Doxa Rebar in DC
Rebar just completed our second ArtPlace event along the 14th Street NW Corridor with the DC Office of Planning and the 14th Street Uptown Business Association. We set up a temporary workshop on 14th Street and Crittenden for the week and held open studios each night for volunteers. On Saturday for our Street Furniture Design Build, community members, business owners, and DC planners alike came together to help sand, paint, and assemble furniture pieces.
We worked with Creative Dimension Group to cut flat plywood pieces with a CNC router. These are the first prototypes of our kit-of-parts furniture that can be easily assembled and disassembled as necessary. The pieces were designed in varying animal shapes and painted with bright colors with the intent to celebrate “play” in the urban environment.
(L) Volunteers painting high stool pieces; (R) Angie with a high table and stool set at Smokey’s.
We made 3 sets of high tables with bar-height stools and gave them to local businesses along the Corridor. The sidewalks in DC are very wide (reaching 35′ at certain points) with ample opportunities for public use. Five planters shaped like hippos with fold-out benches were placed along the corridor.
Sandy and Aziza on a planter and stool.
Our final piece was a whale-shaped porch swing that hung from a crocodile head frame. The swing can be interchanged with a community message board. We met some great folks in the neighborhood and are excited about how the pieces turned out!
Our Swing on the corner of 14th and Crittenden.
Testing out the swing!
See our flickr for more photographs of the event.
After our event, I took a tour of Dupont Underground with Julian Hunt (of Hunt Laudi Studio), Monling Lee, and Braulio Agnese. We met Julian at our first event in DC for 5×5; he was a part of our panel, “Public Art: It’s a Verb!”
Existing conditions of Dupont Underground.
Dupont Underground is a non-profit started by Julian to re-open an abandoned tunnel just beneath Dupont Circle. This amazing underground space was in use as a trolly station for just over twenty years before it was closed in 1975. The 75,000 square feet of space is ripe with opportunities for exhibitions and events.
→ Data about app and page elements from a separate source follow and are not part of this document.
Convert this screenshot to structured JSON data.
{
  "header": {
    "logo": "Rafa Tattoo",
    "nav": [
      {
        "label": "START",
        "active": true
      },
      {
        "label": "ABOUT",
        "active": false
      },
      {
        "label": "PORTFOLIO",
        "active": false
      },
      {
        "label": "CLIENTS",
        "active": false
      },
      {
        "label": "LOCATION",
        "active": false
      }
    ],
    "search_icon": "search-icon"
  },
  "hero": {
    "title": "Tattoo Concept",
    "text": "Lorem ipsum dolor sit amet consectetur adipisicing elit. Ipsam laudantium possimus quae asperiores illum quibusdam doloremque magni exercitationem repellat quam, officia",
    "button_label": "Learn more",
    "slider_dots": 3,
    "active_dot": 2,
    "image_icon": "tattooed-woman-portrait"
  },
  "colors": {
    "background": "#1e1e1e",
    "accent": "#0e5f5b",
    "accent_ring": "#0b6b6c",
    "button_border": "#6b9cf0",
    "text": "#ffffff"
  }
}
We’re excited to hear how the story unfolds of bringing Dupont Underground back into the public realm.